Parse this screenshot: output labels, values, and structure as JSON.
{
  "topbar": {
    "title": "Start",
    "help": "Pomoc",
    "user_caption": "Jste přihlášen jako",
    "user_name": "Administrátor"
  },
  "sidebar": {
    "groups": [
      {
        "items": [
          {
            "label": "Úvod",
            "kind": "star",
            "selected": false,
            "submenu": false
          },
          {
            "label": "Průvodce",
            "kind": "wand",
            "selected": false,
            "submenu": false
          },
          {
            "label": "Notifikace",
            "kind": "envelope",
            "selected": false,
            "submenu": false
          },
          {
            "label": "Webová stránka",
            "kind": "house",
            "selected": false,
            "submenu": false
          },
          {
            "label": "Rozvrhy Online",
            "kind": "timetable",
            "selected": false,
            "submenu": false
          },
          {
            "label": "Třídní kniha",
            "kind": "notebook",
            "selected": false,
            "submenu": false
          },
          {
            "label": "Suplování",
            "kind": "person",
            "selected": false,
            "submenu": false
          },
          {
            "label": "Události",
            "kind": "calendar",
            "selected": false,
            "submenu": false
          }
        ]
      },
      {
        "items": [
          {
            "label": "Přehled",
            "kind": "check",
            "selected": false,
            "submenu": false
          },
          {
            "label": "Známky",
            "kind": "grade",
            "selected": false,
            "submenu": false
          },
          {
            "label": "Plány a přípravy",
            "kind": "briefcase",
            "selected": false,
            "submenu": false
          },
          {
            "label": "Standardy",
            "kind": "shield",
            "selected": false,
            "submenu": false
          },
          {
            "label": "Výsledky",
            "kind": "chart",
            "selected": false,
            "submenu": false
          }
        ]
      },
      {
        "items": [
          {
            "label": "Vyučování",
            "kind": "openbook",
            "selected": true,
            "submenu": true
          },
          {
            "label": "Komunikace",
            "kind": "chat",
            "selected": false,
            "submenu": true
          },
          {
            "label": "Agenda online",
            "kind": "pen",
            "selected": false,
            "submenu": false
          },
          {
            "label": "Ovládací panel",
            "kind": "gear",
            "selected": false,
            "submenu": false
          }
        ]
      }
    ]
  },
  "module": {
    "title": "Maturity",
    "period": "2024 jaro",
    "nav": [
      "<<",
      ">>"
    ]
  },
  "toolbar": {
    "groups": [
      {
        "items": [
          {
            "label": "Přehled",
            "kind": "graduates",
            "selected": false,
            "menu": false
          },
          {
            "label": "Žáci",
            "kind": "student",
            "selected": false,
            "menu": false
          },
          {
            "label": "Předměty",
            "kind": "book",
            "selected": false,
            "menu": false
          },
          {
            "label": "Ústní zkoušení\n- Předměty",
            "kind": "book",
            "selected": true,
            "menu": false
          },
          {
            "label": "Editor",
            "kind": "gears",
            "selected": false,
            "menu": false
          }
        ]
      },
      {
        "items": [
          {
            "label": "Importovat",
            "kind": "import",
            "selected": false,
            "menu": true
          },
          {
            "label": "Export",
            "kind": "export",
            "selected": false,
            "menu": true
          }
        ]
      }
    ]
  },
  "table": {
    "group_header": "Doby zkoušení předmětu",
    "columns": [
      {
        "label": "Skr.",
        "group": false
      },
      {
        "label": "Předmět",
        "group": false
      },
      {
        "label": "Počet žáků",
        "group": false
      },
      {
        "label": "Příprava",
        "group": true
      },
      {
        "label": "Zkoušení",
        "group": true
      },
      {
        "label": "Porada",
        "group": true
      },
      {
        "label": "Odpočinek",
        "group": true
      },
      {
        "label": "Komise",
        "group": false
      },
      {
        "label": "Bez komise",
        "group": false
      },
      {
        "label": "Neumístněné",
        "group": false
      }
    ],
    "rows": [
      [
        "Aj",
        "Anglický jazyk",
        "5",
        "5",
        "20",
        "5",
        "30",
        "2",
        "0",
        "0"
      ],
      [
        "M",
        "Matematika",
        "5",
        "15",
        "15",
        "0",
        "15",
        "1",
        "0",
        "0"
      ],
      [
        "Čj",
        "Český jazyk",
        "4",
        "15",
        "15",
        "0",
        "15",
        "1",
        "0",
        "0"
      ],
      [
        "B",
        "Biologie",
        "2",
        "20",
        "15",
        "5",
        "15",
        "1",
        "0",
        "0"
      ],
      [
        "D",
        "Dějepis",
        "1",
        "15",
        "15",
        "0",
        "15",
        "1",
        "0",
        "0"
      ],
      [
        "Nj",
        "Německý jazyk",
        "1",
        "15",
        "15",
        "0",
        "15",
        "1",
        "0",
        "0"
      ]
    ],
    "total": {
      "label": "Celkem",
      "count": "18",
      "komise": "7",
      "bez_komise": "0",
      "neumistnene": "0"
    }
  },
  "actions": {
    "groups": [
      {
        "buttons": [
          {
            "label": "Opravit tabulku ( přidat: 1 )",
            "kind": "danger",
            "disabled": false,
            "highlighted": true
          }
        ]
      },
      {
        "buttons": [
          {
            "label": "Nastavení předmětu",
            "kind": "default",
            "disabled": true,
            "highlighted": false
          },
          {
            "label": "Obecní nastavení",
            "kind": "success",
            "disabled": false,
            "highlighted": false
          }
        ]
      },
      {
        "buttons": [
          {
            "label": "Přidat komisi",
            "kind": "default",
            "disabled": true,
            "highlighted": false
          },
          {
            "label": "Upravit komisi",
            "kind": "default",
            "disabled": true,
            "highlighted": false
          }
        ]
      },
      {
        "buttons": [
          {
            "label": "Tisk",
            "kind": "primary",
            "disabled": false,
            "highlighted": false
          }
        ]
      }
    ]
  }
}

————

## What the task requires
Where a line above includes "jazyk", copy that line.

## Exercise response
        "Anglický jazyk",
        "Český jazyk",
        "Německý jazyk",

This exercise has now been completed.